Monday, August 28, 2006

Marvin Slim, Navajo 'ring' leader

Among the treasures we found in our adventures at SWAIA’s Santa Fe Indian Market 2006, were Marvin and Luana Slim. We spotted them showing their jewelry under the portal at the Palace of the Governors (see below). Their influence on us was more than casual.

We have long avoided offering Native American Indian jewelry rings, except for a style in silver, gold and silver with gold overlay made by our friend, Michael Kirk of Isleta. We offered them because they were adjustable in size.

Sizing is critical in rings and almost impossible for rings sold over the Web.
Bracelets, earrings, necklaces, pendants, pins and pin/pendants generally offer no sizing problems, assuming the client reads the dimensions of the piece and measures their need.

Rings are different.
So, until we ran into the rings made by Marvin Slim, we didn’t carry them.

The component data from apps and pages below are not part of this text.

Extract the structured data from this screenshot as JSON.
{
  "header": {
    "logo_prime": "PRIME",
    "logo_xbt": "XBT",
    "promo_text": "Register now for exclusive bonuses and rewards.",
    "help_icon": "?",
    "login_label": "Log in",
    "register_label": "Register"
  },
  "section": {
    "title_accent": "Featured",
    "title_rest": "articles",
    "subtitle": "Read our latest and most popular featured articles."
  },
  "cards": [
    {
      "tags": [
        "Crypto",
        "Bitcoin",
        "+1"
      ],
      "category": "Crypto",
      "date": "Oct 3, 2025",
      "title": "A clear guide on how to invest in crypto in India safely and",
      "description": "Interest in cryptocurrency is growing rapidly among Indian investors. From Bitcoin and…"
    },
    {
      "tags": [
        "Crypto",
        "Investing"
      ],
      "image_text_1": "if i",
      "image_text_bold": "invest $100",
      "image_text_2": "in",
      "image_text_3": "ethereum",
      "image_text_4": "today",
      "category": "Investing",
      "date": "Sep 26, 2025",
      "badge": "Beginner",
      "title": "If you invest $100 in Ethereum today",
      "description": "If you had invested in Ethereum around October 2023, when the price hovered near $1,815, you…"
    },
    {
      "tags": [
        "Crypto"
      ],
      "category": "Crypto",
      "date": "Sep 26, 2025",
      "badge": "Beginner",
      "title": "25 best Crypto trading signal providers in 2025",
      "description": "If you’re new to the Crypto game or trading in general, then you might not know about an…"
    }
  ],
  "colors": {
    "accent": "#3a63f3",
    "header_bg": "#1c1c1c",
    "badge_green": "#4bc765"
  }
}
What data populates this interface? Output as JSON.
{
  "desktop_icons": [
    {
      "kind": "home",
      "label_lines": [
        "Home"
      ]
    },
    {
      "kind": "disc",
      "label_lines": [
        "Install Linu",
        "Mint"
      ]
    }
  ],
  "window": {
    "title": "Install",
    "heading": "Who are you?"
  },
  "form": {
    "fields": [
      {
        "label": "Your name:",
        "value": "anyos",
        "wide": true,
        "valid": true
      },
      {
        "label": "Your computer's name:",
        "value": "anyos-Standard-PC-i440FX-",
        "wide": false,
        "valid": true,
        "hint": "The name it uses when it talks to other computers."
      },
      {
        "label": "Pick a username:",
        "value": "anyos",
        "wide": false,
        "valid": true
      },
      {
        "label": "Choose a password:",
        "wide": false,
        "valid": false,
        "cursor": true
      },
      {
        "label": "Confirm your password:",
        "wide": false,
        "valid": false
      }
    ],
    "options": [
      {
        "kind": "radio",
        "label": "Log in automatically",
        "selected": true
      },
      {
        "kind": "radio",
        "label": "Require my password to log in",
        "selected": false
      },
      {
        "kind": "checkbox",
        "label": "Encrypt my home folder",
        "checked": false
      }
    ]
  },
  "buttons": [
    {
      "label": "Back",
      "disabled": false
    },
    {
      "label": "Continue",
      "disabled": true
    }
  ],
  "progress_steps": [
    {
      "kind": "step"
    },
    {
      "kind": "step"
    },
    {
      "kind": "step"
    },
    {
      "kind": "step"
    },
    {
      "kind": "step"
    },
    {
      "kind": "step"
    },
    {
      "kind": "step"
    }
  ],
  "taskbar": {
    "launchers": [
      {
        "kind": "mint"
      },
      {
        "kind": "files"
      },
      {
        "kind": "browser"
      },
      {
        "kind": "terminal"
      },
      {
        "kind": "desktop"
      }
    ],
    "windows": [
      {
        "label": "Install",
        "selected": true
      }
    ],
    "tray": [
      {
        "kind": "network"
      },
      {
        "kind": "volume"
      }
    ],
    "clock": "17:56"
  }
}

But Marvin’s rings are both beautiful and adjustable. A little too small or a little too large? Just adjust. With no risk of damage to the stones.

Now we have added a few of Marvin Slim’s rings to our offerings. This sterling silver loop has silver bar with mother of pearl inlay on one end with a turquoise cabochon on the other. This one combines a silver bar with a pink mussel shell cabochon.
This one has a green turquoise cabochon connected around the loop to a silver arc. You can see enlargements of each by clicking on the thumbnail picture.

Note that the opening at the top of the ring is what allows the ring to be made to fit a somewhat smaller or somewhat larger finger.
Tribal Artery is the blog about tribal art offered periodically by Aboriginals: Art of the First Person and its allied web sites at Native-JewelryLink, with gorgeous, genuine American Indian necklaces, bracelets, pendants, pins and earrings; ZuniLink, for hundreds of authentic Native American fetish carvings by Zuni , Cochiti, Navajo and San Felipe artists; Tribal Works, offering a wide selection of tribal art from Africa, Aboriginal Australia, the Arctic and Native America, including Navajo folk art, and Native-PotteryLink, home to the finest in contemporary and historic Native American hand-created pottery, storytellers and nativity sets.